# [The problem]
Restate every line of the material below word for word, skipping the images.
___ Dataset excerpts ___
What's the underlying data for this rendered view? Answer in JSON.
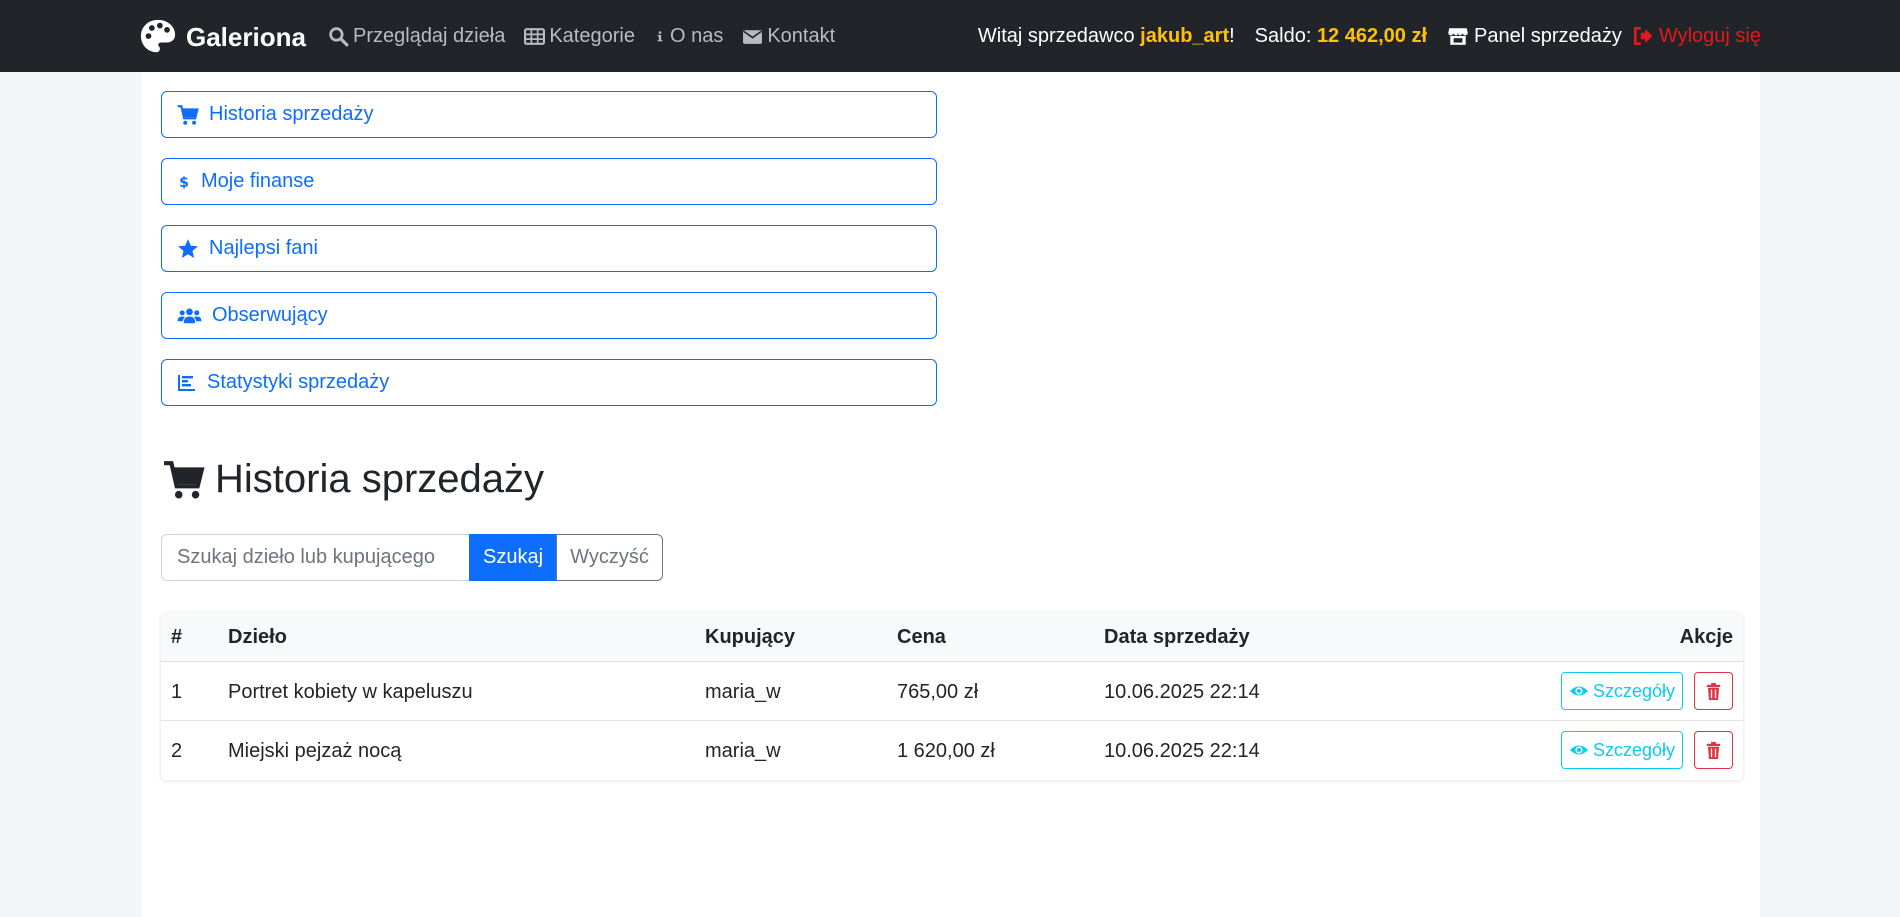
{
  "navbar": {
    "brand": "Galeriona",
    "links": [
      {
        "label": "Przeglądaj dzieła",
        "icon": "search-icon"
      },
      {
        "label": "Kategorie",
        "icon": "table-icon"
      },
      {
        "label": "O nas",
        "icon": "info-icon"
      },
      {
        "label": "Kontakt",
        "icon": "envelope-icon"
      }
    ],
    "greeting_prefix": "Witaj sprzedawco ",
    "username": "jakub_art",
    "greeting_suffix": "!",
    "balance_label": "Saldo: ",
    "balance_value": "12 462,00 zł",
    "panel_label": "Panel sprzedaży",
    "logout_label": "Wyloguj się"
  },
  "menu": [
    {
      "label": "Historia sprzedaży",
      "icon": "cart-icon"
    },
    {
      "label": "Moje finanse",
      "icon": "dollar-icon"
    },
    {
      "label": "Najlepsi fani",
      "icon": "star-icon"
    },
    {
      "label": "Obserwujący",
      "icon": "users-icon"
    },
    {
      "label": "Statystyki sprzedaży",
      "icon": "bar-chart-icon"
    }
  ],
  "page": {
    "title": "Historia sprzedaży"
  },
  "search": {
    "placeholder": "Szukaj dzieło lub kupującego",
    "value": "",
    "submit_label": "Szukaj",
    "clear_label": "Wyczyść"
  },
  "table": {
    "headers": [
      "#",
      "Dzieło",
      "Kupujący",
      "Cena",
      "Data sprzedaży",
      "Akcje"
    ],
    "rows": [
      {
        "num": "1",
        "artwork": "Portret kobiety w kapeluszu",
        "buyer": "maria_w",
        "price": "765,00 zł",
        "date": "10.06.2025 22:14",
        "details_label": "Szczegóły"
      },
      {
        "num": "2",
        "artwork": "Miejski pejzaż nocą",
        "buyer": "maria_w",
        "price": "1 620,00 zł",
        "date": "10.06.2025 22:14",
        "details_label": "Szczegóły"
      }
    ]
  },
  "colors": {
    "navbar_bg": "#212529",
    "accent": "#0d6efd",
    "highlight": "#ffc107",
    "danger": "#dc3545",
    "info": "#0dcaf0"
  }
}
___
# [The answer]
What's the underlying data for this rendered view? Answer in JSON.
{
  "navbar": {
    "brand": "Galeriona",
    "links": [
      {
        "label": "Przeglądaj dzieła",
        "icon": "search-icon"
      },
      {
        "label": "Kategorie",
        "icon": "table-icon"
      },
      {
        "label": "O nas",
        "icon": "info-icon"
      },
      {
        "label": "Kontakt",
        "icon": "envelope-icon"
      }
    ],
    "greeting_prefix": "Witaj sprzedawco ",
    "username": "jakub_art",
    "greeting_suffix": "!",
    "balance_label": "Saldo: ",
    "balance_value": "12 462,00 zł",
    "panel_label": "Panel sprzedaży",
    "logout_label": "Wyloguj się"
  },
  "menu": [
    {
      "label": "Historia sprzedaży",
      "icon": "cart-icon"
    },
    {
      "label": "Moje finanse",
      "icon": "dollar-icon"
    },
    {
      "label": "Najlepsi fani",
      "icon": "star-icon"
    },
    {
      "label": "Obserwujący",
      "icon": "users-icon"
    },
    {
      "label": "Statystyki sprzedaży",
      "icon": "bar-chart-icon"
    }
  ],
  "page": {
    "title": "Historia sprzedaży"
  },
  "search": {
    "placeholder": "Szukaj dzieło lub kupującego",
    "value": "",
    "submit_label": "Szukaj",
    "clear_label": "Wyczyść"
  },
  "table": {
    "headers": [
      "#",
      "Dzieło",
      "Kupujący",
      "Cena",
      "Data sprzedaży",
      "Akcje"
    ],
    "rows": [
      {
        "num": "1",
        "artwork": "Portret kobiety w kapeluszu",
        "buyer": "maria_w",
        "price": "765,00 zł",
        "date": "10.06.2025 22:14",
        "details_label": "Szczegóły"
      },
      {
        "num": "2",
        "artwork": "Miejski pejzaż nocą",
        "buyer": "maria_w",
        "price": "1 620,00 zł",
        "date": "10.06.2025 22:14",
        "details_label": "Szczegóły"
      }
    ]
  },
  "colors": {
    "navbar_bg": "#212529",
    "accent": "#0d6efd",
    "highlight": "#ffc107",
    "danger": "#dc3545",
    "info": "#0dcaf0"
  }
}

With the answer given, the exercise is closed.